Kneel Before Perfection

Due to the complex and troubled production behind Superman II it seems more likely for it to have been a disaster of a film, yet despite of this I consider Superman II to be the perfect Superman film. While I enjoy the first film, I find Superman II improves on it in so many ways, delivering a more emotionally satisfying film. A rare instance of the perfect combination of cast and crew coming together to create something wonderful. I do feel on the whole Richard Lester is a better director than Richard Donner and after seeing Superman II: The Richard Donner Cut I thought to myself “thank God Donner was fired from this production”. The romance between Lois and Clark is very forced and underdeveloped; there is a lack of humor, and no exaggeration, one of the absolute worst endings I’ve ever seen. I’ll stick with the Richard Lester version.

The actors of all the Christopher Reeve era Superman films have such a great dynamic together that even in a movie as poor as Superman IV I can still enjoy their interactions. Especially the scenes in the Daily Planet offices have such energy to them and even contains a bit of that His Girl Friday feeling to them with Christopher Reeve having a bit of that Cary Grant to his acting DNA; plus you know an actor is perfect for a role when I find myself accidentally referring to the actor as Clark Kent and not Christopher Reeve. But if there’s anyone who steals the show its Terrance Stamp as General Zod. One of those performances which bring me eternal levels of respect to an actor. Every one of his beautiful hammed up, menacing lines I could listen to all day.

The wonderfully kitsch special effects of Superman II just get better with age; give me these charmingly fake effects over eyesore CGI any day (ok I’ll try and avoid a CGI rant). Likewise the 3rd Rock From the Sun type humor such as Zod and his minions mistaking Earth’s name as planet Houston to the visual comedy (Zod walking on water) has some big laughs (as well as that humorous use of product placement during a fight scene for Marlboro Cigarettes and then Coca-Cola only a few seconds later amuses me).

Many people will say Superman is a boring superhero, what tosh!
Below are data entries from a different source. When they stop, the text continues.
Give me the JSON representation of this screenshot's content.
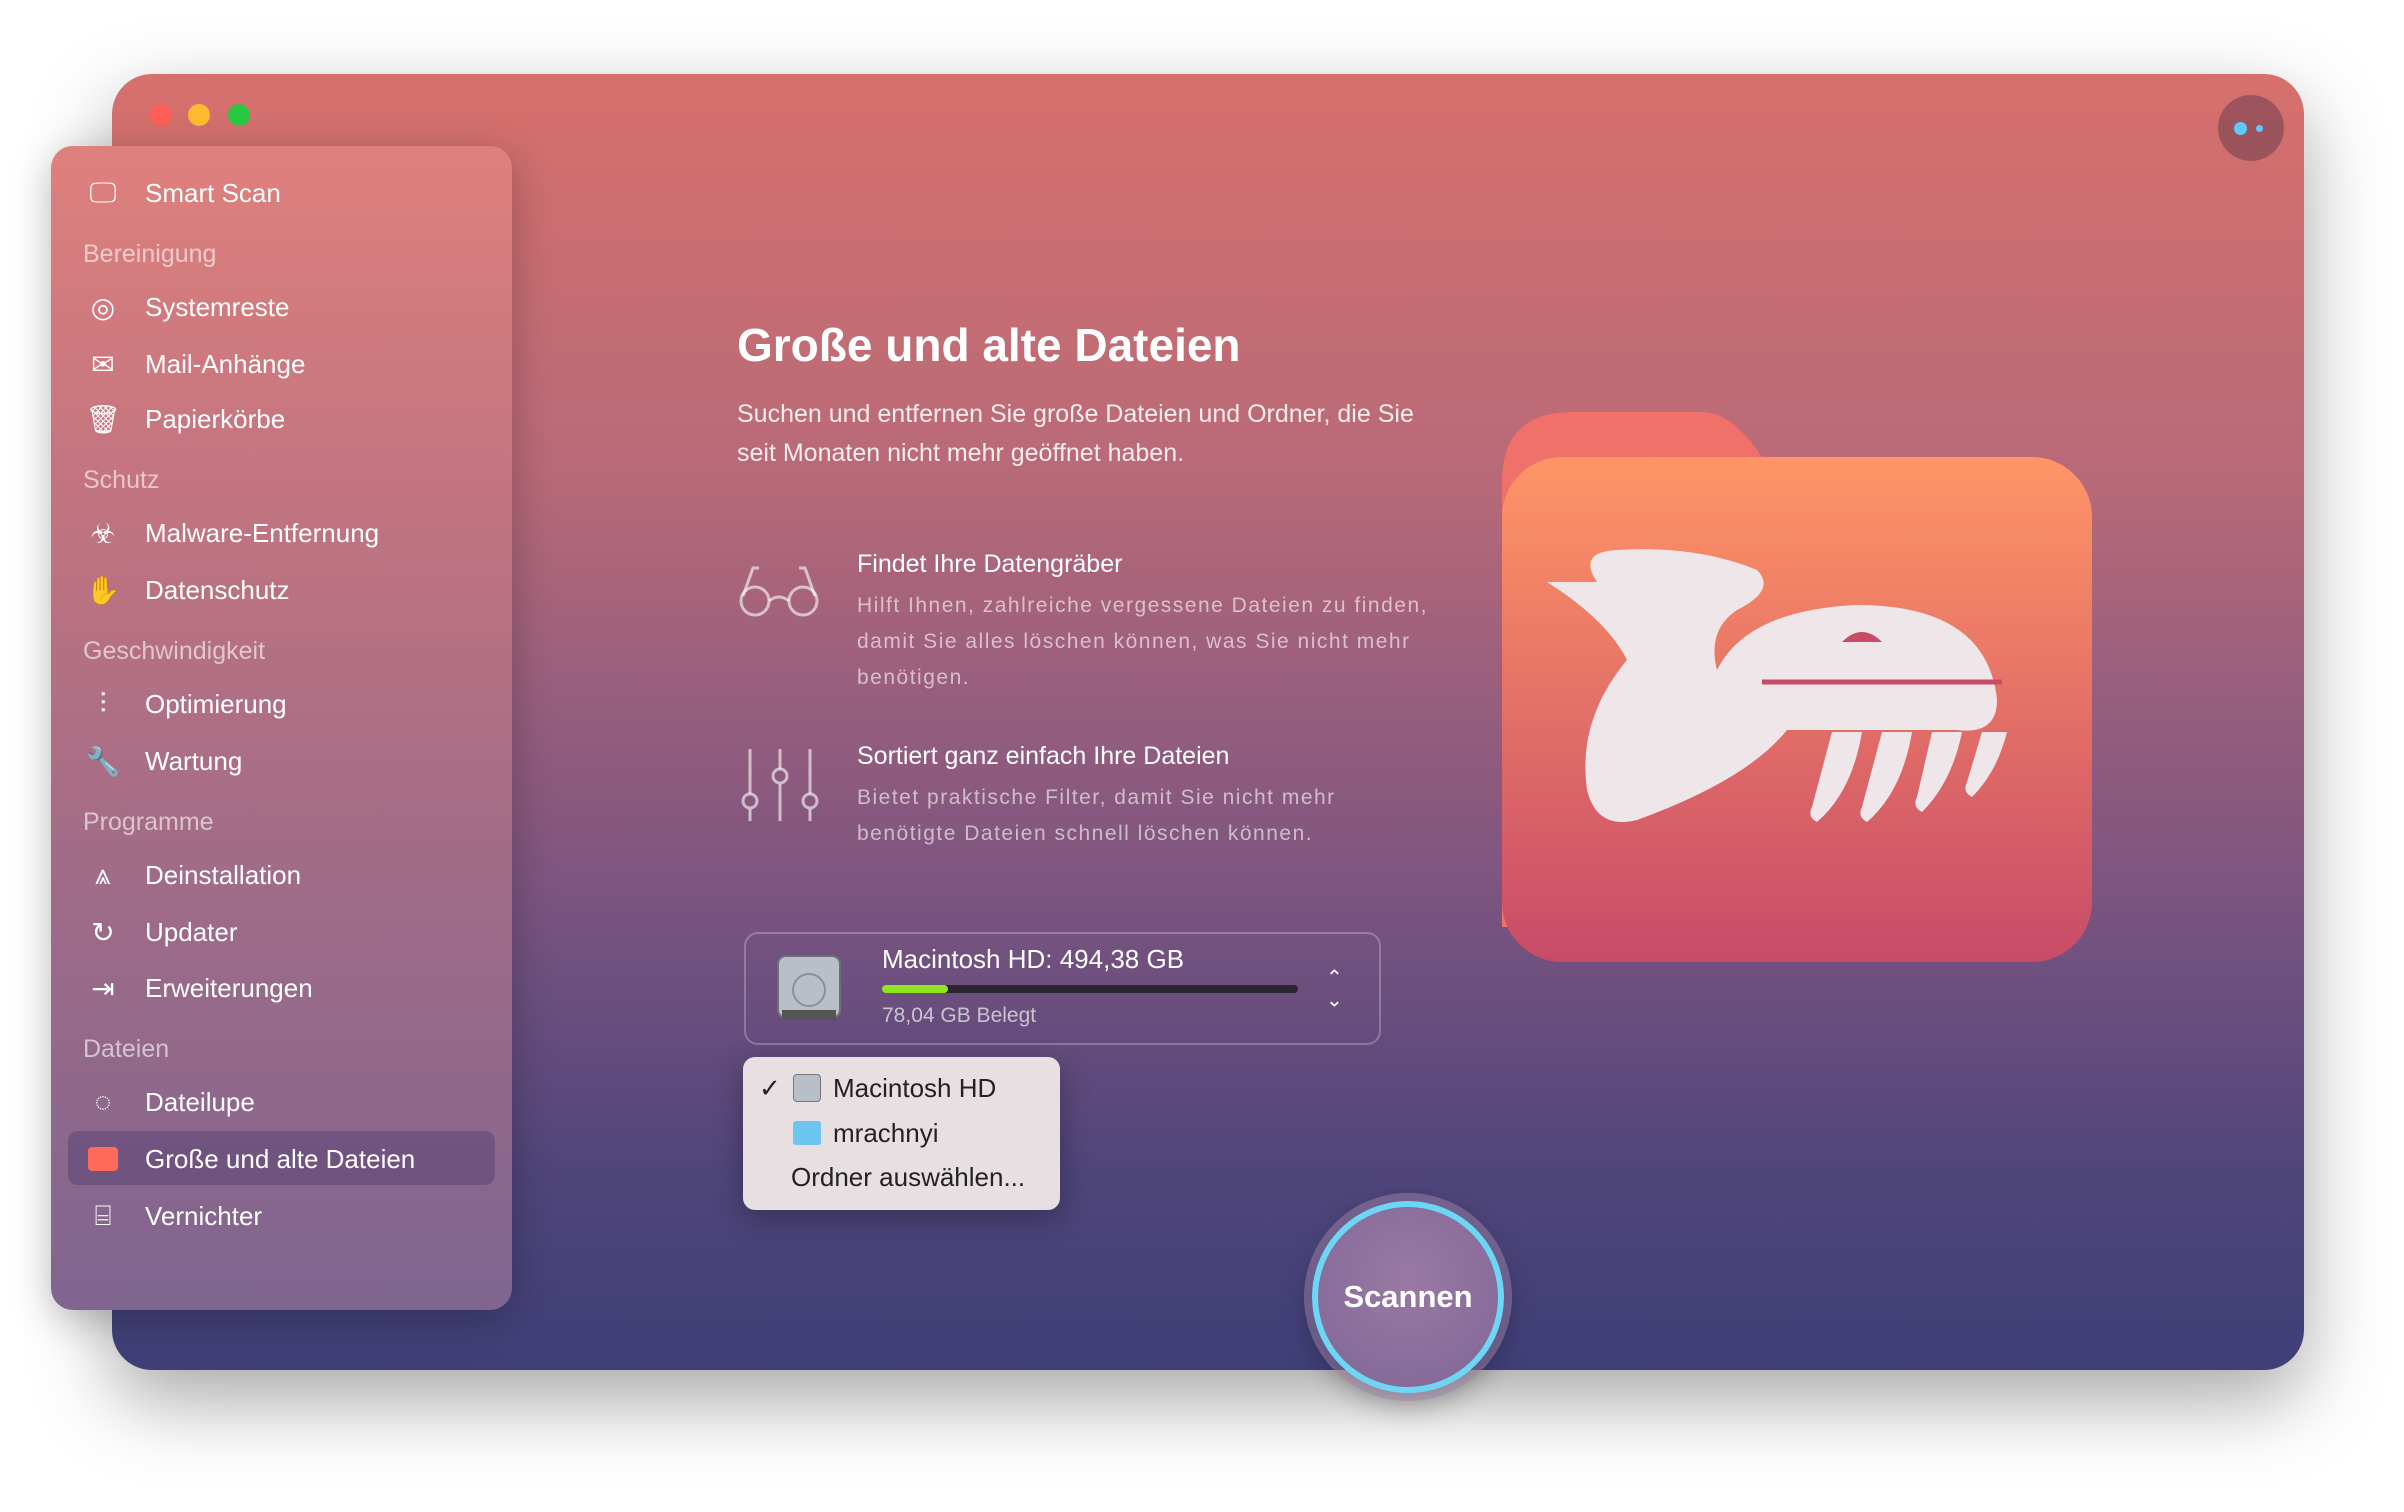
{
  "window": {
    "traffic_lights": [
      "#fe5f57",
      "#febc2e",
      "#28c840"
    ],
    "assistant_button": "assistant-icon"
  },
  "sidebar": {
    "smart_scan": "Smart Scan",
    "sections": [
      {
        "heading": "Bereinigung",
        "items": [
          "Systemreste",
          "Mail-Anhänge",
          "Papierkörbe"
        ]
      },
      {
        "heading": "Schutz",
        "items": [
          "Malware-Entfernung",
          "Datenschutz"
        ]
      },
      {
        "heading": "Geschwindigkeit",
        "items": [
          "Optimierung",
          "Wartung"
        ]
      },
      {
        "heading": "Programme",
        "items": [
          "Deinstallation",
          "Updater",
          "Erweiterungen"
        ]
      },
      {
        "heading": "Dateien",
        "items": [
          "Dateilupe",
          "Große und alte Dateien",
          "Vernichter"
        ]
      }
    ],
    "selected": "Große und alte Dateien"
  },
  "main": {
    "title": "Große und alte Dateien",
    "description": "Suchen und entfernen Sie große Dateien und Ordner, die Sie seit Monaten nicht mehr geöffnet haben.",
    "features": [
      {
        "title": "Findet Ihre Datengräber",
        "text": "Hilft Ihnen, zahlreiche vergessene Dateien zu finden, damit Sie alles löschen können, was Sie nicht mehr benötigen.",
        "icon": "glasses-icon"
      },
      {
        "title": "Sortiert ganz einfach Ihre Dateien",
        "text": "Bietet praktische Filter, damit Sie nicht mehr benötigte Dateien schnell löschen können.",
        "icon": "sliders-icon"
      }
    ],
    "drive": {
      "name": "Macintosh HD: 494,38 GB",
      "used": "78,04 GB Belegt",
      "used_fraction": 0.158,
      "bar_color": "#8fe61f"
    },
    "menu": {
      "items": [
        "Macintosh HD",
        "mrachnyi",
        "Ordner auswählen..."
      ],
      "checked": "Macintosh HD"
    },
    "scan_button": "Scannen"
  }
}
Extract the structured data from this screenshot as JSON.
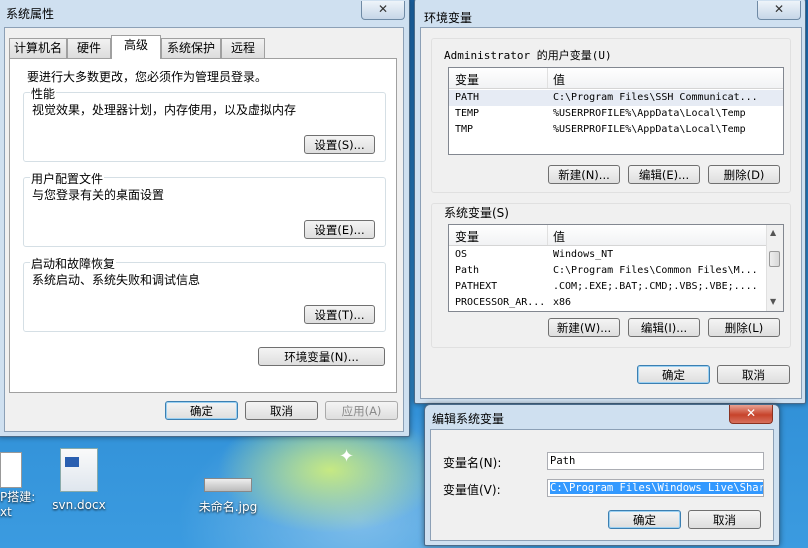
{
  "desktop": {
    "icons": [
      {
        "label_line1": "P搭建:",
        "label_line2": "xt"
      },
      {
        "label_line1": "svn.docx"
      },
      {
        "label_line1": "未命名.jpg"
      }
    ]
  },
  "sysprops": {
    "title": "系统属性",
    "tabs": [
      "计算机名",
      "硬件",
      "高级",
      "系统保护",
      "远程"
    ],
    "admin_note": "要进行大多数更改，您必须作为管理员登录。",
    "performance": {
      "legend": "性能",
      "desc": "视觉效果，处理器计划，内存使用，以及虚拟内存",
      "button": "设置(S)..."
    },
    "profiles": {
      "legend": "用户配置文件",
      "desc": "与您登录有关的桌面设置",
      "button": "设置(E)..."
    },
    "startup": {
      "legend": "启动和故障恢复",
      "desc": "系统启动、系统失败和调试信息",
      "button": "设置(T)..."
    },
    "env_button": "环境变量(N)...",
    "ok": "确定",
    "cancel": "取消",
    "apply": "应用(A)"
  },
  "envvars": {
    "title": "环境变量",
    "user_section": "Administrator 的用户变量(U)",
    "col_var": "变量",
    "col_val": "值",
    "user_vars": [
      {
        "name": "PATH",
        "value": "C:\\Program Files\\SSH Communicat..."
      },
      {
        "name": "TEMP",
        "value": "%USERPROFILE%\\AppData\\Local\\Temp"
      },
      {
        "name": "TMP",
        "value": "%USERPROFILE%\\AppData\\Local\\Temp"
      }
    ],
    "user_new": "新建(N)...",
    "user_edit": "编辑(E)...",
    "user_delete": "删除(D)",
    "sys_section": "系统变量(S)",
    "sys_vars": [
      {
        "name": "OS",
        "value": "Windows_NT"
      },
      {
        "name": "Path",
        "value": "C:\\Program Files\\Common Files\\M..."
      },
      {
        "name": "PATHEXT",
        "value": ".COM;.EXE;.BAT;.CMD;.VBS;.VBE;...."
      },
      {
        "name": "PROCESSOR_AR...",
        "value": "x86"
      }
    ],
    "sys_new": "新建(W)...",
    "sys_edit": "编辑(I)...",
    "sys_delete": "删除(L)",
    "ok": "确定",
    "cancel": "取消"
  },
  "editvar": {
    "title": "编辑系统变量",
    "name_label": "变量名(N):",
    "name_value": "Path",
    "value_label": "变量值(V):",
    "value_value": "C:\\Program Files\\Windows Live\\Shared",
    "ok": "确定",
    "cancel": "取消"
  }
}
A guy who makes the world a better place for others who can’t enjoy his own life and has to work with the woman he’s madly in love with, but can’t profess it to her. If that’s that tragic then I don’t know what is. Speaking of romance, that is perhaps my favourite aspect of Superman II; the romance between Lois and Clark is perfect. I so badly wanted to see these two get together, two down to earth souls who are too perfect for each other. Margot Kidder’s voice is so emotive and she has that Margaret Sullavan like quality to her. At the film’s most intense romantic moments her tearful pleas kill me.